**Digestive and Gastrointestinal Disorders:**Such as acute/chronic vomiting and diarrhea
**Cardiac Conditions:**Like arrhythmias and congestive heart failure
Renal Insufficiency (Kidney Disease)
Anxiety and Behavioral Disturbances
This is not a comprehensive list, but it is meant to pique your interest, so that you will remember to ask your veterinarian about acupuncture if your pet suffers from one of these conditions.
How Can I Find a Veterinarian Who Provides Acupuncture for Pets?
The first thing to do is ask your primary care veterinarian. In some hospitals, they will have a certified veterinary acupuncturist (CVA) on their team or they will refer you to an outside CVA.
Another option is to perform a Google search. I recommend searching “veterinarian + acupuncture + your location.” Organizations that provide search engines for certified veterinary acupuncturists include the International Veterinary Acupuncture Society (IVAS), American Academy of Veterinary Acupuncturists (AAVA), and the College for Integrative Veterinary Therapies (CIVT). You can plug in your city and state and the site will pull up a list of certified veterinarians.
What Does Canine Acupuncture Cost?
There is no standard cost for an acupuncture session for dogs.

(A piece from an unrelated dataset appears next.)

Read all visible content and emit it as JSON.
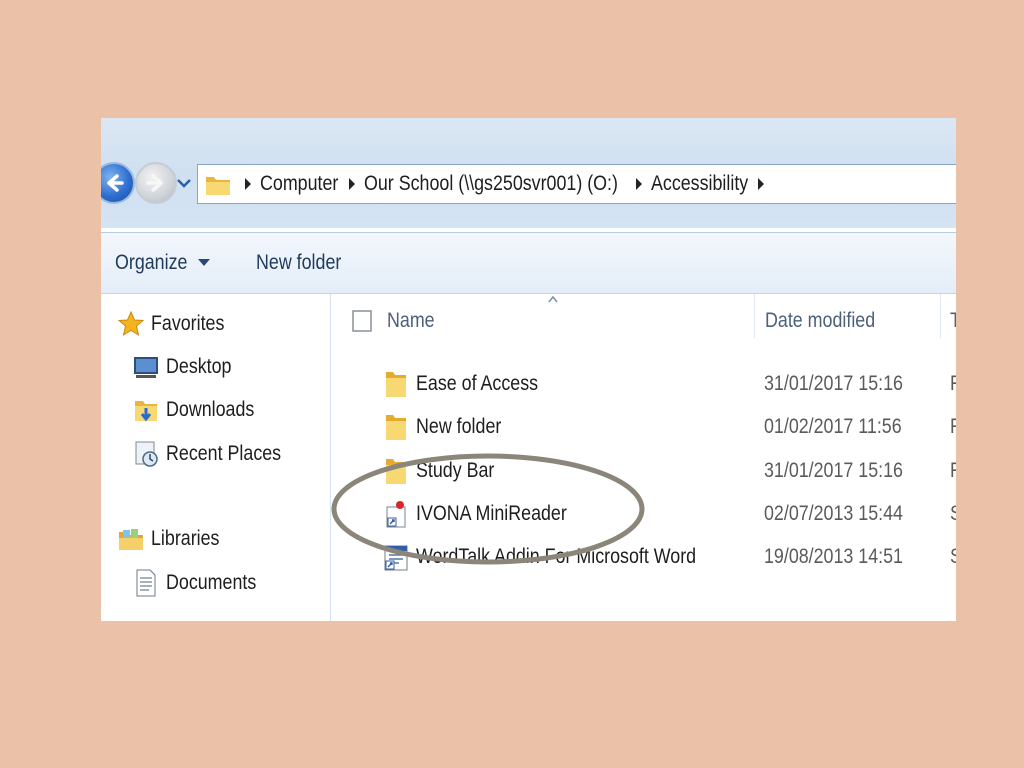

It can depend on your region, the level of complexity and chronicity of your pet’s problems, and how much time the veterinarian spends with the patient.
Typically, an initial acupuncture visit for your dog, especially one that employs the integrative model of medicine (TCM and Conventional together), will last one hour or more. These appointments are more detailed than a regular veterinary visit and require that the veterinarian has special knowledge and extra training to effectively help your pet.
Because acupuncture has no significant negative side effects, and is a natural healing option, the benefits typically heavily outweigh the cost. And it also helps to prevent problems from getting worse, so it can actually save money in the long run.
One way to offset the initial cost of acupuncture visits is to obtain a pet insurance plan that covers integrative or complementary medicine options. AKC Pet Insurance’s Accident & Illness coverage (underwritten by Independence American Insurance Company) offers reimbursement for alternative treatments like acupuncture if related to an eligible and vet-diagnosed condition.
Nell Ostermeier is an Integrative Veterinarian, Motivator, Lecturer, and Consultant.READ MORE ARTICLES